### Task to complete
Which lines in the records below contain the word "JSON"? Copy each one.

### Available records
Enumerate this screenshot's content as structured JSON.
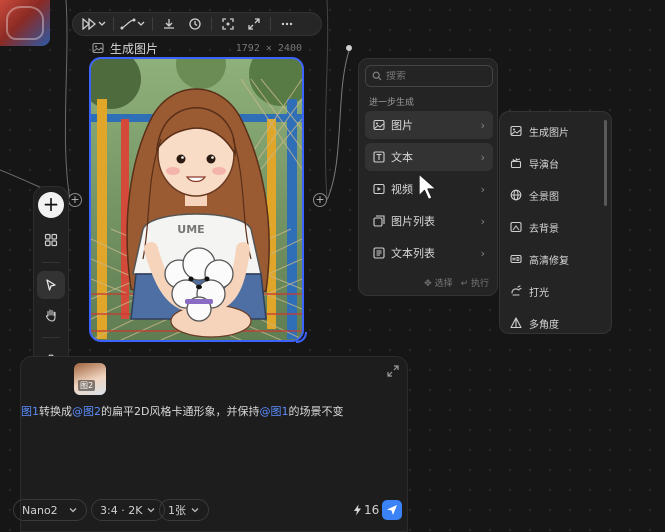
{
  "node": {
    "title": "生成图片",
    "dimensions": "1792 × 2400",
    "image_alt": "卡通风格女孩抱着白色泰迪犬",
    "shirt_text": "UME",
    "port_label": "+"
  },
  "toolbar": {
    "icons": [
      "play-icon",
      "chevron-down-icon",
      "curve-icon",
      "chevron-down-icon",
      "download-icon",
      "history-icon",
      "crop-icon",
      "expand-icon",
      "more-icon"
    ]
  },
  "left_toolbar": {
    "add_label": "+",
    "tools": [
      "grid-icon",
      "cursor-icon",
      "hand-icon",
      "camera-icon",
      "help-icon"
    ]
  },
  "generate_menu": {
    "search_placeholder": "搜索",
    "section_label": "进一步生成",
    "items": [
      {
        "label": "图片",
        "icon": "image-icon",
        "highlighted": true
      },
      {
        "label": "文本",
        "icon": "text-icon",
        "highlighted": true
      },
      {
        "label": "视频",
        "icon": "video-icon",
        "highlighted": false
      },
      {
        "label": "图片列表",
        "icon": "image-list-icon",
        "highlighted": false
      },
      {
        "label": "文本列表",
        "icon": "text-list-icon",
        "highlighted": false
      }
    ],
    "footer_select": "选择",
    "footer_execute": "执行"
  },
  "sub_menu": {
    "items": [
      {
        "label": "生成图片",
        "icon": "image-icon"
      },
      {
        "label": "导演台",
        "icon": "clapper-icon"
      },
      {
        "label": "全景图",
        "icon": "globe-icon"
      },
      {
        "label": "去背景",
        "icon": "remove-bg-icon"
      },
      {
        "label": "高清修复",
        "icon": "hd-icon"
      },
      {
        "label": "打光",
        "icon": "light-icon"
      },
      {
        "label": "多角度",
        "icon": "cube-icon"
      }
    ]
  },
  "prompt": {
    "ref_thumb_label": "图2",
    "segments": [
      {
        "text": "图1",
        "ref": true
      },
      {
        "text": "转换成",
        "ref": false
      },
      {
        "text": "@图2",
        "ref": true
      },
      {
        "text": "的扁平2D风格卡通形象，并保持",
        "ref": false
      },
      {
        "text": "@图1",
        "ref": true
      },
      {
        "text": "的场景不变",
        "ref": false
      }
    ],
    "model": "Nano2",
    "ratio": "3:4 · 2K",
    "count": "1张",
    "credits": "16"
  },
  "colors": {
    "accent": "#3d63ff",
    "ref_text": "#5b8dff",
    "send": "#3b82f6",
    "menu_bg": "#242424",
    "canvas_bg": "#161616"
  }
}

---

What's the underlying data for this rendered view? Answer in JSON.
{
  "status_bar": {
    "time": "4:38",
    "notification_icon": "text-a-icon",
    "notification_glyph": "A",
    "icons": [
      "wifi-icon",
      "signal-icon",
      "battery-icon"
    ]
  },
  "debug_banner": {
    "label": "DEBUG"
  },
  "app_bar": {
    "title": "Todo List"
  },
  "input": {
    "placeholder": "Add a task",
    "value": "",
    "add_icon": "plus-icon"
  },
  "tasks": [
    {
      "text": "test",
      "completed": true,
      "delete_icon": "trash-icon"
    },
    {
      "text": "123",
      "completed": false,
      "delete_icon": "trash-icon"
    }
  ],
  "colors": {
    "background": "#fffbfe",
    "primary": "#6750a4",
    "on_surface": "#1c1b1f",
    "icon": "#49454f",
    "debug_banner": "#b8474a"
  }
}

### Answer for the task
Enumerate this screenshot's content as structured JSON.
What's the underlying data for this rendered view? Answer in JSON.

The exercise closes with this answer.